17 voicemail messages.  Many took the full three minutes of message time allotted. I was an associate at a large Washington, DC law firm.  All 17 messages were from my “bad boss”, the micromanaging neurotic law partner who oversaw the case.

Most of you can picture trial lawyers from movies and in real life.  The good ones create outline areas to question, then listen carefully to the witness, and ask follow up questions.  Since I was a former criminal prosecutor in Philadelphia and Washington DC,  I had plenty of experience thinking on my feet and coming up with questions in the flow of witness examination.  The partner, even though older and more experienced in private practice, did not have as much trial and deposition experience as I did.  He wanted a list of every question that could be asked.  When I told real trial lawyers, they laughed.  But I had a boss and I had to do what the boss said.

Regardless of the merits of his comments,  the process was maddening.  I had to listen to approximately 50 minutes of voice mail messages, take notes, and then amend accordingly for his second review, which while not quite as painstaking also involved another extensive series of edits, some of which involved my partner editing his earlier edits.   If there was a good thing from this episode, it helped prompt me to plan my escape from law.

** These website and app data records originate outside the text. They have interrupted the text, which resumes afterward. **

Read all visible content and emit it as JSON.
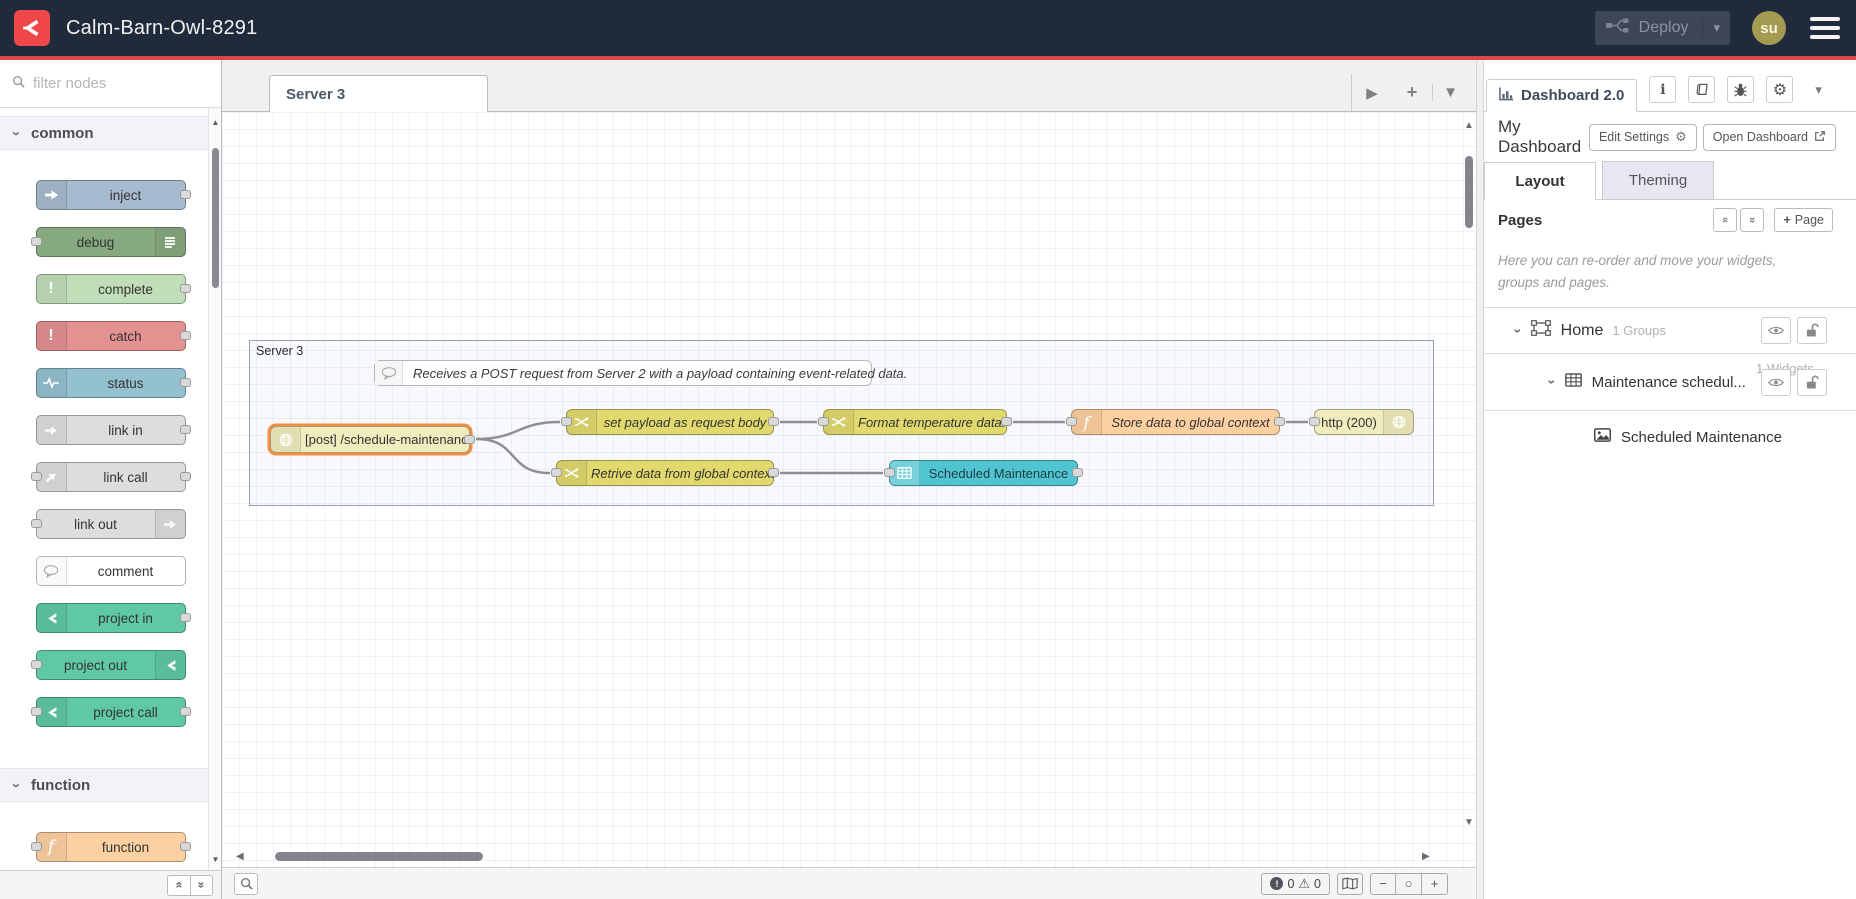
{
  "header": {
    "app_title": "Calm-Barn-Owl-8291",
    "deploy_label": "Deploy",
    "avatar_initials": "su"
  },
  "colors": {
    "header_bg": "#1f2b3a",
    "accent_red": "#e04545",
    "logo_red": "#ef4747",
    "node_inject": "#a6bbcf",
    "node_debug": "#87a980",
    "node_complete": "#c0deb8",
    "node_catch": "#e49191",
    "node_status": "#94c1d0",
    "node_link": "#dddddd",
    "node_comment": "#ffffff",
    "node_project": "#5fc8a7",
    "node_function": "#fdd0a2",
    "node_change": "#e2d96e",
    "node_http": "#f1ecbd",
    "node_ui_table": "#51c4d1",
    "selected_outline": "#fb8c3c"
  },
  "palette": {
    "filter_placeholder": "filter nodes",
    "categories": [
      {
        "label": "common"
      },
      {
        "label": "function"
      }
    ],
    "common_nodes": [
      {
        "label": "inject"
      },
      {
        "label": "debug"
      },
      {
        "label": "complete"
      },
      {
        "label": "catch"
      },
      {
        "label": "status"
      },
      {
        "label": "link in"
      },
      {
        "label": "link call"
      },
      {
        "label": "link out"
      },
      {
        "label": "comment"
      },
      {
        "label": "project in"
      },
      {
        "label": "project out"
      },
      {
        "label": "project call"
      }
    ],
    "function_nodes": [
      {
        "label": "function"
      }
    ]
  },
  "workspace": {
    "active_tab": "Server 3",
    "group_label": "Server 3",
    "comment_text": "Receives a POST request from Server 2 with a payload containing event-related data.",
    "nodes": {
      "http_in": {
        "label": "[post] /schedule-maintenance"
      },
      "set_payload": {
        "label": "set payload as request body"
      },
      "format_temp": {
        "label": "Format temperature data."
      },
      "store_global": {
        "label": "Store data to global context"
      },
      "http_response": {
        "label": "http (200)"
      },
      "retrieve_global": {
        "label": "Retrive data from global context"
      },
      "ui_table": {
        "label": "Scheduled Maintenance"
      }
    },
    "footer": {
      "error_count": "0",
      "warning_count": "0"
    }
  },
  "sidebar": {
    "tab_label": "Dashboard 2.0",
    "dashboard_name": "My Dashboard",
    "edit_settings_label": "Edit Settings",
    "open_dashboard_label": "Open Dashboard",
    "layout_tab": "Layout",
    "theming_tab": "Theming",
    "pages_heading": "Pages",
    "add_page_label": "Page",
    "help_text": "Here you can re-order and move your widgets, groups and pages.",
    "tree": {
      "page_label": "Home",
      "page_meta": "1 Groups",
      "group_label": "Maintenance schedul...",
      "group_meta": "1 Widgets",
      "widget_label": "Scheduled Maintenance"
    }
  }
}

With great hope, your boss does not micromanage the way mine did.  But you can imagine the happiness difference in going from that level of micromanagement to a life without micromanagement.  Having autonomy creates work happiness. Contact Career Counseling Connecticut to plot your escape.